• **EXCERPTED DATA**:

>>>

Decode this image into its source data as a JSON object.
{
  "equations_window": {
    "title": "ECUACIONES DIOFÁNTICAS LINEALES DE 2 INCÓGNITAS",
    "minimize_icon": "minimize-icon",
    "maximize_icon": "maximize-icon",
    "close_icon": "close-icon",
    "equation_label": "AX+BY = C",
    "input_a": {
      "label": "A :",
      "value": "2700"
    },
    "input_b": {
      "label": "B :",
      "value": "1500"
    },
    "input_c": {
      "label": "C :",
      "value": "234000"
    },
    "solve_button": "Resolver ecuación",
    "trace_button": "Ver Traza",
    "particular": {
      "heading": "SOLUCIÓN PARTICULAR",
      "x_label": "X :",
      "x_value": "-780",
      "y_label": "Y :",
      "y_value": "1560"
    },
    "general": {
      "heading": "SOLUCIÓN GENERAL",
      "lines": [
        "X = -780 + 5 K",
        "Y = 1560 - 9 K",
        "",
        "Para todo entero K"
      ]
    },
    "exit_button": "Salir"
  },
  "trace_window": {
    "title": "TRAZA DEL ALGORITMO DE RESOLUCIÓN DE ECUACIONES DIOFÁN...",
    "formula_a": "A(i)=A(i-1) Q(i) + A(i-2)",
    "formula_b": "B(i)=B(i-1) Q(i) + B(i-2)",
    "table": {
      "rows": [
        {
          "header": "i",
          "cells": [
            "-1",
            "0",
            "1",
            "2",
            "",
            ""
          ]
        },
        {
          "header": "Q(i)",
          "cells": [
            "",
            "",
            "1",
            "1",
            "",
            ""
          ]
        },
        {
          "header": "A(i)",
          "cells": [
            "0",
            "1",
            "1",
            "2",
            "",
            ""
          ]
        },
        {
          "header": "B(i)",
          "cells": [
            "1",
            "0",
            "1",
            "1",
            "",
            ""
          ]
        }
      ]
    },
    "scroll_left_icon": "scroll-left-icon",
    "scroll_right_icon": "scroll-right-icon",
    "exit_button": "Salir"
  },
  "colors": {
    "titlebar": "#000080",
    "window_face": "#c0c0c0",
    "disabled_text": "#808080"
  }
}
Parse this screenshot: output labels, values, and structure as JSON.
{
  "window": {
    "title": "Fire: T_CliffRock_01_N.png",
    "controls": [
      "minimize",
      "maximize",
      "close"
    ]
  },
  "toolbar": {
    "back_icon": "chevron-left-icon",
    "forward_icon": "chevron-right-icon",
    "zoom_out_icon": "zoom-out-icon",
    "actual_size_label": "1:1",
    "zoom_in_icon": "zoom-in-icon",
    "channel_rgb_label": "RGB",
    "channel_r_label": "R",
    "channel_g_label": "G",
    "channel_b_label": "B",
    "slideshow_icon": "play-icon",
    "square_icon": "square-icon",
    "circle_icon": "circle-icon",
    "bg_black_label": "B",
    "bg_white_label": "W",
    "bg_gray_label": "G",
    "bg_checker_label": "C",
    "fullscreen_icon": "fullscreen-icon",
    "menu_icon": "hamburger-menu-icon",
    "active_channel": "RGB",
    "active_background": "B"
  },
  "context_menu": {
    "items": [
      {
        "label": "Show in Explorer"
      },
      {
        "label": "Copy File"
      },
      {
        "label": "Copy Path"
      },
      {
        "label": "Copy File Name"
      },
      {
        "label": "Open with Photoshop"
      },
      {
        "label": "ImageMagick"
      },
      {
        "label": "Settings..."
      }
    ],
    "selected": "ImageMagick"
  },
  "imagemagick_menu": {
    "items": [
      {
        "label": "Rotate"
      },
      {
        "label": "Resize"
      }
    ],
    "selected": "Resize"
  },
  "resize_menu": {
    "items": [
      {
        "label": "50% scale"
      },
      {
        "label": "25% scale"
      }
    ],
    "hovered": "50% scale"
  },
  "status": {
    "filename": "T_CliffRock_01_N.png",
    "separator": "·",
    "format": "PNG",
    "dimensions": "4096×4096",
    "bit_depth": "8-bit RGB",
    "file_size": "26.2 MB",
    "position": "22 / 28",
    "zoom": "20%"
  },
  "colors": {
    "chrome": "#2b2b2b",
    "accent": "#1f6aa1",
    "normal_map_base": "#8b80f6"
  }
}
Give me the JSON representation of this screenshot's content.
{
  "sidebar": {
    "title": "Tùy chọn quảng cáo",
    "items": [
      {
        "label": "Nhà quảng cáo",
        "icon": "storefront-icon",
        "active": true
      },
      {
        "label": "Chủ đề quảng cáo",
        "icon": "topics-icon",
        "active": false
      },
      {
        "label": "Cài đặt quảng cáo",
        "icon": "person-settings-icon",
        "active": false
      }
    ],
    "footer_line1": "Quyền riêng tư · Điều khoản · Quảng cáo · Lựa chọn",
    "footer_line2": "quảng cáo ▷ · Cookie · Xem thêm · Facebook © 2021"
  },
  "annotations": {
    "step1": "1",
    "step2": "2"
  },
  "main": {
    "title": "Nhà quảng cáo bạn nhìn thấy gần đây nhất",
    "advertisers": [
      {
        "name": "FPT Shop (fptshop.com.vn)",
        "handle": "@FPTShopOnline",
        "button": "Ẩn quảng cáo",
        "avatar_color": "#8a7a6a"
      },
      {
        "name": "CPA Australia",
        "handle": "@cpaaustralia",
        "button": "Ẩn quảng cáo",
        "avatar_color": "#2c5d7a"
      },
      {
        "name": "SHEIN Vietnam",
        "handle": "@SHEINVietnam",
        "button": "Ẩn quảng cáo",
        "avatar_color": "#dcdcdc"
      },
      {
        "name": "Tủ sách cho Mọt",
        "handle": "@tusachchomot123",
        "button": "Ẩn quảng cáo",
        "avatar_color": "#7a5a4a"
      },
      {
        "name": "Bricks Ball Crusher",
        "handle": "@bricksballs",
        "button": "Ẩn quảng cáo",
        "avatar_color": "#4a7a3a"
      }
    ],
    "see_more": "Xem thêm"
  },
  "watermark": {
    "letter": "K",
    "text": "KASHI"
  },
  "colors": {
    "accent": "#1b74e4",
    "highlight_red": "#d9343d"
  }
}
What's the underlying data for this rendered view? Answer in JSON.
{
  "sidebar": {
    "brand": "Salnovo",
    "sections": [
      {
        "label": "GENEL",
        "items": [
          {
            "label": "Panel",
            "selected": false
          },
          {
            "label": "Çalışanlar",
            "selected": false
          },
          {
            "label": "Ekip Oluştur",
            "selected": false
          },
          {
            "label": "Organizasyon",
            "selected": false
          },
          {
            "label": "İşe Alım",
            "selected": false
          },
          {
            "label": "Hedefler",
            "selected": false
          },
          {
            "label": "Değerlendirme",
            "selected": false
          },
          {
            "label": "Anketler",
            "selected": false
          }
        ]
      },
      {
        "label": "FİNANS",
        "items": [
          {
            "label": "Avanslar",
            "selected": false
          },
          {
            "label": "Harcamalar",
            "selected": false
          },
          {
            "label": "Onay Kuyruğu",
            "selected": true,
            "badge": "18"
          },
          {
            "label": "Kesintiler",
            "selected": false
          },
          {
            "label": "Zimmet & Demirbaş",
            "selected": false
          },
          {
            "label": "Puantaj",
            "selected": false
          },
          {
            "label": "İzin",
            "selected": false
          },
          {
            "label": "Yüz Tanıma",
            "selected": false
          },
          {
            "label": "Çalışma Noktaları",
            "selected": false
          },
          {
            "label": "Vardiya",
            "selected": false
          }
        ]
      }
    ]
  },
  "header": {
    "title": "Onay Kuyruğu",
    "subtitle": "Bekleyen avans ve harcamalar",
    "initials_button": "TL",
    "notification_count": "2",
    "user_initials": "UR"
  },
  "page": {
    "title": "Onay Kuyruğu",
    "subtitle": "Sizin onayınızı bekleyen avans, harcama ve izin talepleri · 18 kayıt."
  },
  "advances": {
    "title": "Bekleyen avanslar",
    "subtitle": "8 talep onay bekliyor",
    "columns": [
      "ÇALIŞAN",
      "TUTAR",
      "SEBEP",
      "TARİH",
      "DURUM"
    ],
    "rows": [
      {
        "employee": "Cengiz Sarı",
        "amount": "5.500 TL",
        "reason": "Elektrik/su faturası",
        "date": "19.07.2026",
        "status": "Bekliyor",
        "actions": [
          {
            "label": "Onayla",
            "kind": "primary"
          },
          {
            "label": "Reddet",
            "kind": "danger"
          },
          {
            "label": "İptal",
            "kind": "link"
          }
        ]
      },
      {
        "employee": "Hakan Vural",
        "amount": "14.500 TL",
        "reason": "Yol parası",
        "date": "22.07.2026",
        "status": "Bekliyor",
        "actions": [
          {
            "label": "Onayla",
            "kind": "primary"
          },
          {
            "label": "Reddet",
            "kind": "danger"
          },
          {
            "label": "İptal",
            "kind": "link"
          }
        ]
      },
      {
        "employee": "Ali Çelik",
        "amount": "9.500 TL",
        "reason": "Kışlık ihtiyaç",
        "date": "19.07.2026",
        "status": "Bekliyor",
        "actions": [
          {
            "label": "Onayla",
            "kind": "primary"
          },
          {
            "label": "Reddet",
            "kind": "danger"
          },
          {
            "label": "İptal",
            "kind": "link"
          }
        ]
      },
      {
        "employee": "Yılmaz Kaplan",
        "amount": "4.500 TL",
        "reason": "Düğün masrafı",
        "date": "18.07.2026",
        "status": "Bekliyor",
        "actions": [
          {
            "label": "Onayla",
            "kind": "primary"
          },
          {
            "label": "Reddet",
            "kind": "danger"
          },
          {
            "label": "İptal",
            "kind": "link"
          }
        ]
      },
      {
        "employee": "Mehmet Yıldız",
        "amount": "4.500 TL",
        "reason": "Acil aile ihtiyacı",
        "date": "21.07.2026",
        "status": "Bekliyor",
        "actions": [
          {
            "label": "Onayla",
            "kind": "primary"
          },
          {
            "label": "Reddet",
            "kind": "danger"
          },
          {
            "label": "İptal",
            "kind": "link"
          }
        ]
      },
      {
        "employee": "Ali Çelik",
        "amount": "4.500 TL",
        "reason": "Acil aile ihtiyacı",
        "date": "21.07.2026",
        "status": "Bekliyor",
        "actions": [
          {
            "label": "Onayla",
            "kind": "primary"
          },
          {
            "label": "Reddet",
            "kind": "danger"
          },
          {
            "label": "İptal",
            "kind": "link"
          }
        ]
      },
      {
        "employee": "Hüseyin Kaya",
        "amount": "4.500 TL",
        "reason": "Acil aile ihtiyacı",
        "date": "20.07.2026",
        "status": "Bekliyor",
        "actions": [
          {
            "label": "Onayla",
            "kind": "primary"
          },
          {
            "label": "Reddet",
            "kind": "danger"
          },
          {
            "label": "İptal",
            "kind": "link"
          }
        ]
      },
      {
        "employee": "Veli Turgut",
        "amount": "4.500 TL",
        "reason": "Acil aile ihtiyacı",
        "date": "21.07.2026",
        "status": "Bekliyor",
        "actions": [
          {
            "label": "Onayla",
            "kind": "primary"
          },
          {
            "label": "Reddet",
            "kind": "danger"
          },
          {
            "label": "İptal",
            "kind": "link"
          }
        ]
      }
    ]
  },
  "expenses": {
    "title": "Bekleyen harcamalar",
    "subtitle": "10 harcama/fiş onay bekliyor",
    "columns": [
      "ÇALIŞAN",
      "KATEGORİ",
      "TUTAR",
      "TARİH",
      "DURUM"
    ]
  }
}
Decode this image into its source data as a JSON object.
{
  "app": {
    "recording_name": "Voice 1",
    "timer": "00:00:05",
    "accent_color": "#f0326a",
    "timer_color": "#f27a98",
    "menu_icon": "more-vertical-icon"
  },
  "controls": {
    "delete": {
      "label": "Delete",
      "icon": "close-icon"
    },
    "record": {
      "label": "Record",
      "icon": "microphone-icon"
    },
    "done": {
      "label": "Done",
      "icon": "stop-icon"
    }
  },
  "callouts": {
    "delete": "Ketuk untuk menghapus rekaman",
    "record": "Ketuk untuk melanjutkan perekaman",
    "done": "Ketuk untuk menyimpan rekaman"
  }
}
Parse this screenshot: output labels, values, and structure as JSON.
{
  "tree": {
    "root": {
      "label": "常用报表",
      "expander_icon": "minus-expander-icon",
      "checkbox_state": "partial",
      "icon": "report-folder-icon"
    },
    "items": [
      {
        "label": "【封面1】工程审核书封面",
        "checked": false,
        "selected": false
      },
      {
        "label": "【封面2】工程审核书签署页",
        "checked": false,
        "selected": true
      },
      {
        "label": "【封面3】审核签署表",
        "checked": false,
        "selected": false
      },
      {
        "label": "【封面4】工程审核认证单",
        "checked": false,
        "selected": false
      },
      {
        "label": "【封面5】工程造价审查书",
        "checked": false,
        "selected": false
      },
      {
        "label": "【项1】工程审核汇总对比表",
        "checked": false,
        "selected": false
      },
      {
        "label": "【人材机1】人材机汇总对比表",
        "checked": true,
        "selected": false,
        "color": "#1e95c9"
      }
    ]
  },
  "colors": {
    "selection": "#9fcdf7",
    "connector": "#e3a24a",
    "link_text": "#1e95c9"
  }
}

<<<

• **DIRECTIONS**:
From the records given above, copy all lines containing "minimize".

• **ANSWER FOR THE TASK**:
    "minimize_icon": "minimize-icon",
      "minimize",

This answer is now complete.